We have been playing with these for quite a while using Arduinos, and Adafruit’s Arduino library. With that in mind, we structured out library similar to the Arduino library from Adafruit. To help you get up and running quickly, we put together two examples scripts and a readme file featuring an initial draft of the documentation.
One of the reasons that we are so excited about using the LED strips with Raspberry Pis is that they play really nicely with Spacebrew – the LAB’s dynamic routing tookit/service. This is especially true since Adam Mayer developed an awesome python Spacebrew library at our meet-up in January.
Here is a link to the Spacebrew python library repo. Make sure to go through the readme file because you’ll need to install several dependencies to get the Spacebrew library up and running on your device. I’ll post more information about this library sometime in the coming week or two.
Eink, E-paper, Think Ink – Collin shares six segments pondering the unusual low-power display technology that somehow still seems a bit sci-fi – http://adafruit.com/thinkink

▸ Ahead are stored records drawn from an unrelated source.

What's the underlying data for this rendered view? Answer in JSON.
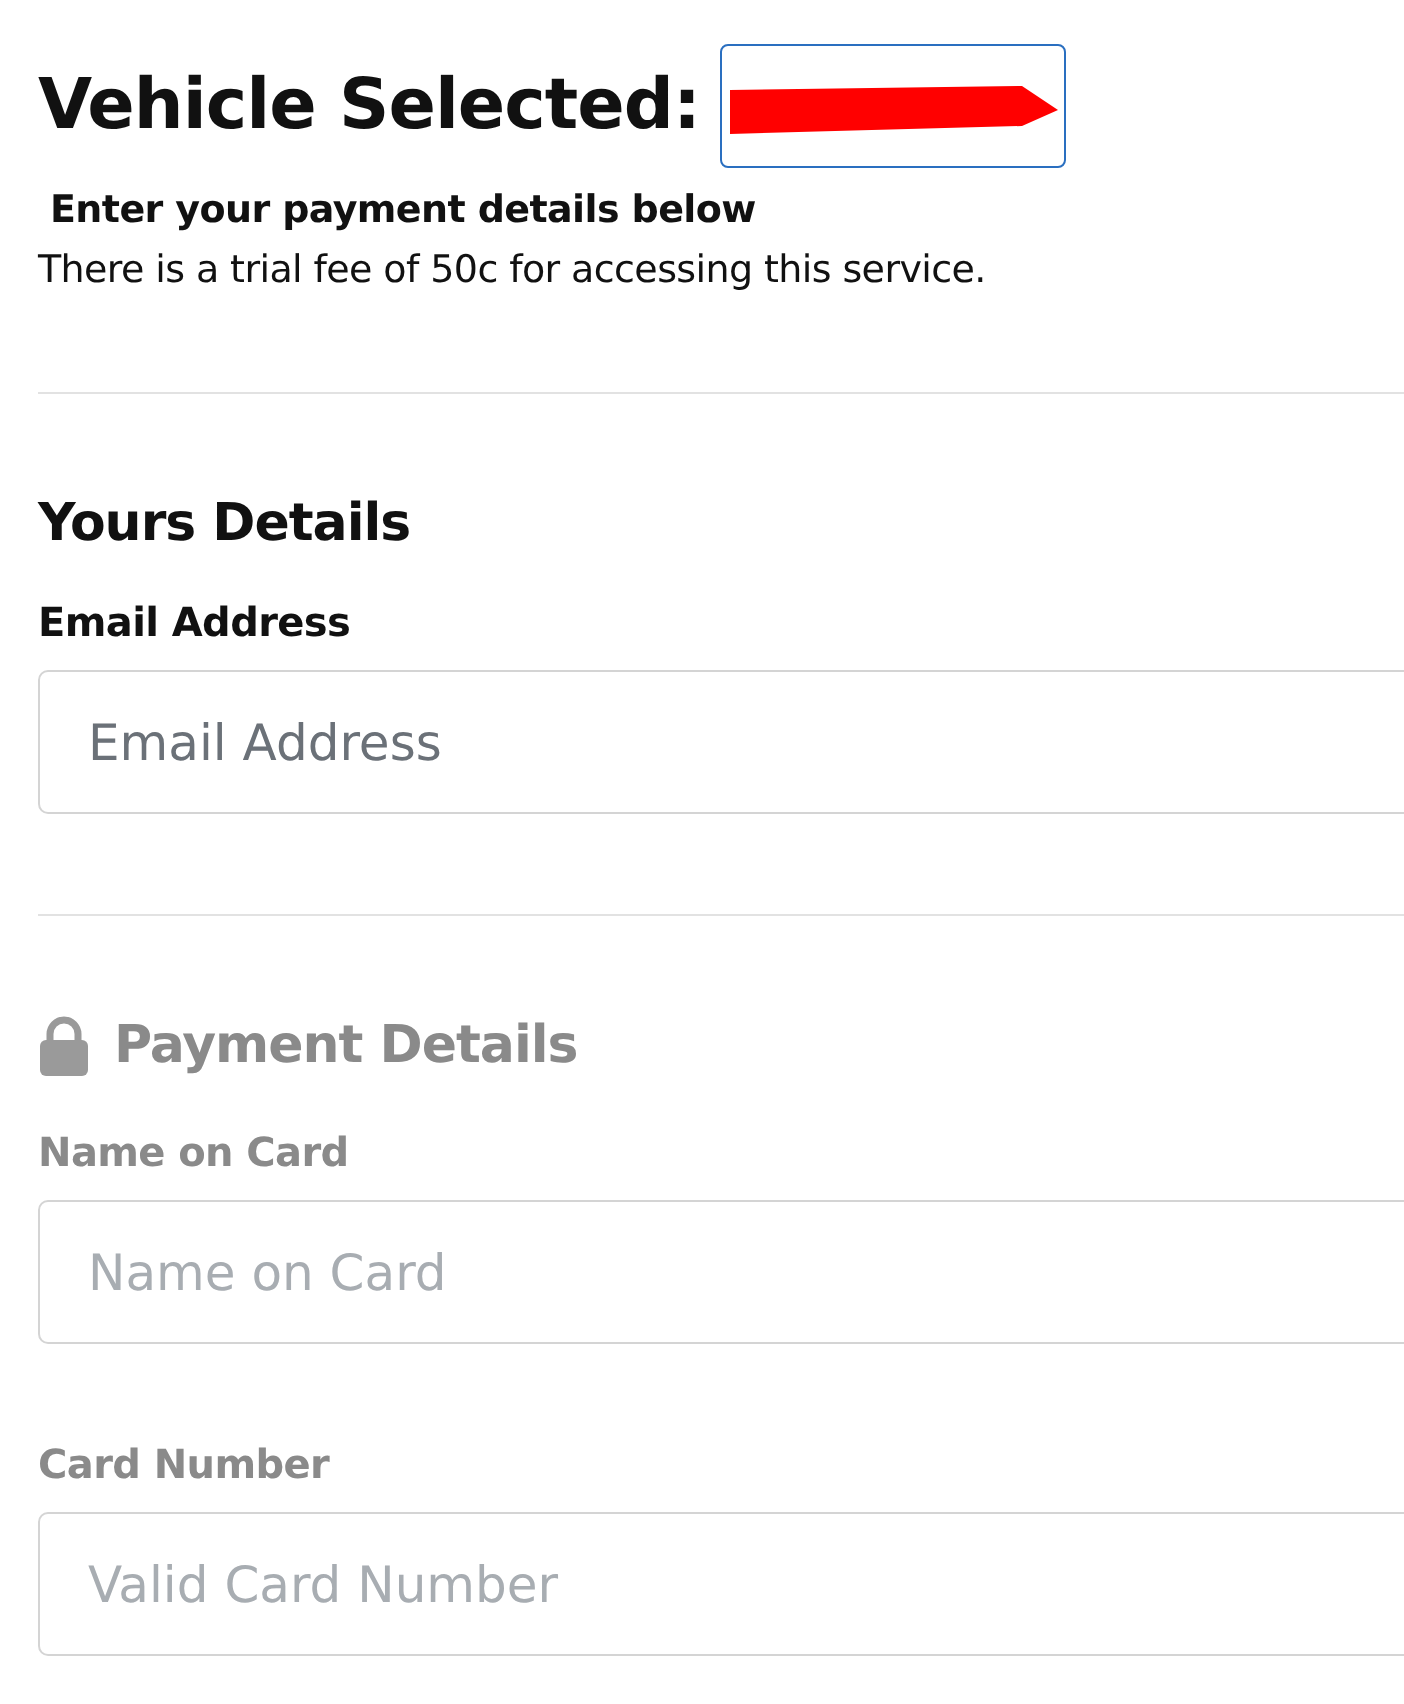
{
  "header": {
    "title": "Vehicle Selected:",
    "vehicle": {
      "redacted": true
    }
  },
  "intro": {
    "heading": "Enter your payment details below",
    "note": "There is a trial fee of 50c for accessing this service."
  },
  "details": {
    "heading": "Yours Details",
    "fields": [
      {
        "label": "Email Address",
        "placeholder": "Email Address"
      }
    ]
  },
  "payment": {
    "heading": "Payment Details",
    "disabled": true,
    "fields": [
      {
        "label": "Name on Card",
        "placeholder": "Name on Card"
      },
      {
        "label": "Card Number",
        "placeholder": "Valid Card Number"
      }
    ]
  }
}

Stop breadboarding and soldering – start making immediately! Adafruit’s Circuit Playground is jam-packed with LEDs, sensors, buttons, alligator clip pads and more. Build projects with Circuit Playground in a few minutes with the drag-and-drop MakeCode programming site, learn computer science using the CS Discoveries class on code.org, jump into CircuitPython to learn Python and hardware together, TinyGO, or even use the Arduino IDE. Circuit Playground Express is the newest and best Circuit Playground board, with support for CircuitPython, MakeCode, and Arduino. It has a powerful processor, 10 NeoPixels, mini speaker, InfraRed receive and transmit, two buttons, a switch, 14 alligator clip pads, and lots of sensors: capacitive touch, IR proximity, temperature, light, motion and sound. A whole wide world of electronics and coding is waiting for you, and it fits in the palm of your hand.